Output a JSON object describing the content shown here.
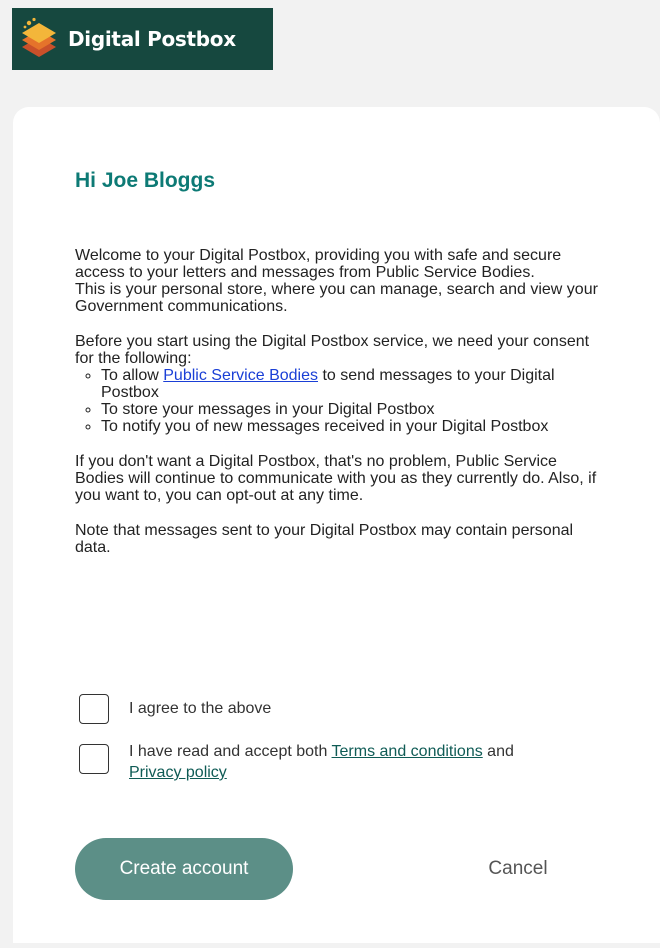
{
  "brand": {
    "name": "Digital Postbox"
  },
  "greeting": "Hi Joe Bloggs",
  "intro": {
    "p1": "Welcome to your Digital Postbox, providing you with safe and secure access to your letters and messages from Public Service Bodies.",
    "p2": "This is your personal store, where you can manage, search and view your Government communications."
  },
  "consent": {
    "lead": "Before you start using the Digital Postbox service, we need your consent for the following:",
    "item1_before": "To allow ",
    "item1_link": "Public Service Bodies",
    "item1_after": " to send messages to your Digital Postbox",
    "item2": "To store your messages in your Digital Postbox",
    "item3": "To notify you of new messages received in your Digital Postbox"
  },
  "optout": "If you don't want a Digital Postbox, that's no problem, Public Service Bodies will continue to communicate with you as they currently do. Also, if you want to, you can opt-out at any time.",
  "note": "Note that messages sent to your Digital Postbox may contain personal data.",
  "checkboxes": {
    "agree_label": "I agree to the above",
    "terms_before": "I have read and accept both ",
    "terms_link": "Terms and conditions",
    "terms_middle": " and ",
    "privacy_link": "Privacy policy"
  },
  "actions": {
    "create": "Create account",
    "cancel": "Cancel"
  }
}
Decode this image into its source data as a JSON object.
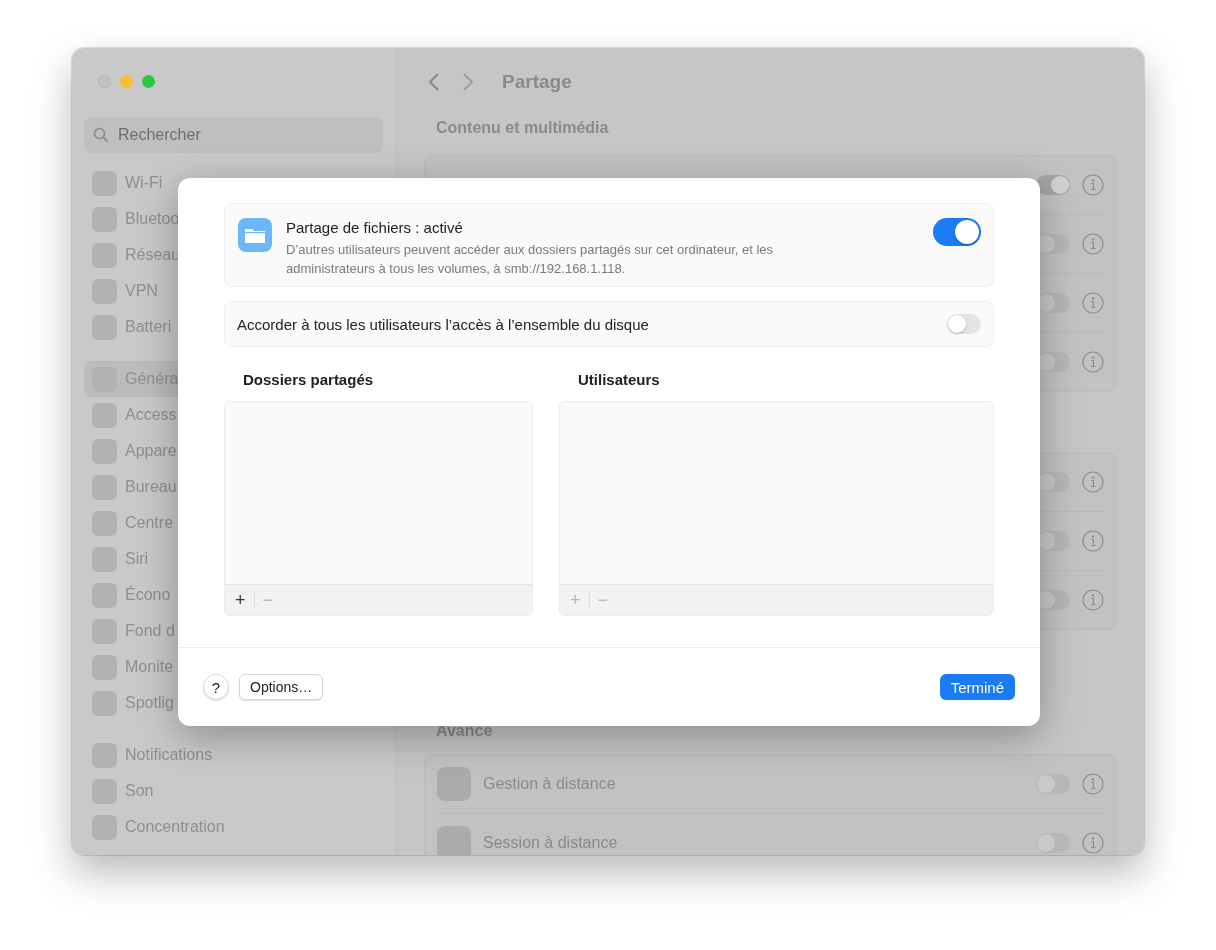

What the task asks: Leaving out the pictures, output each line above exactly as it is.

Solved problem:
Output a JSON object describing the content shown here.
{
  "brand": {
    "name": "Digital Postbox"
  },
  "greeting": "Hi Joe Bloggs",
  "intro": {
    "p1": "Welcome to your Digital Postbox, providing you with safe and secure access to your letters and messages from Public Service Bodies.",
    "p2": "This is your personal store, where you can manage, search and view your Government communications."
  },
  "consent": {
    "lead": "Before you start using the Digital Postbox service, we need your consent for the following:",
    "item1_before": "To allow ",
    "item1_link": "Public Service Bodies",
    "item1_after": " to send messages to your Digital Postbox",
    "item2": "To store your messages in your Digital Postbox",
    "item3": "To notify you of new messages received in your Digital Postbox"
  },
  "optout": "If you don't want a Digital Postbox, that's no problem, Public Service Bodies will continue to communicate with you as they currently do. Also, if you want to, you can opt-out at any time.",
  "note": "Note that messages sent to your Digital Postbox may contain personal data.",
  "checkboxes": {
    "agree_label": "I agree to the above",
    "terms_before": "I have read and accept both ",
    "terms_link": "Terms and conditions",
    "terms_middle": " and ",
    "privacy_link": "Privacy policy"
  },
  "actions": {
    "create": "Create account",
    "cancel": "Cancel"
  }
}
Decode this image into its source data as a JSON object.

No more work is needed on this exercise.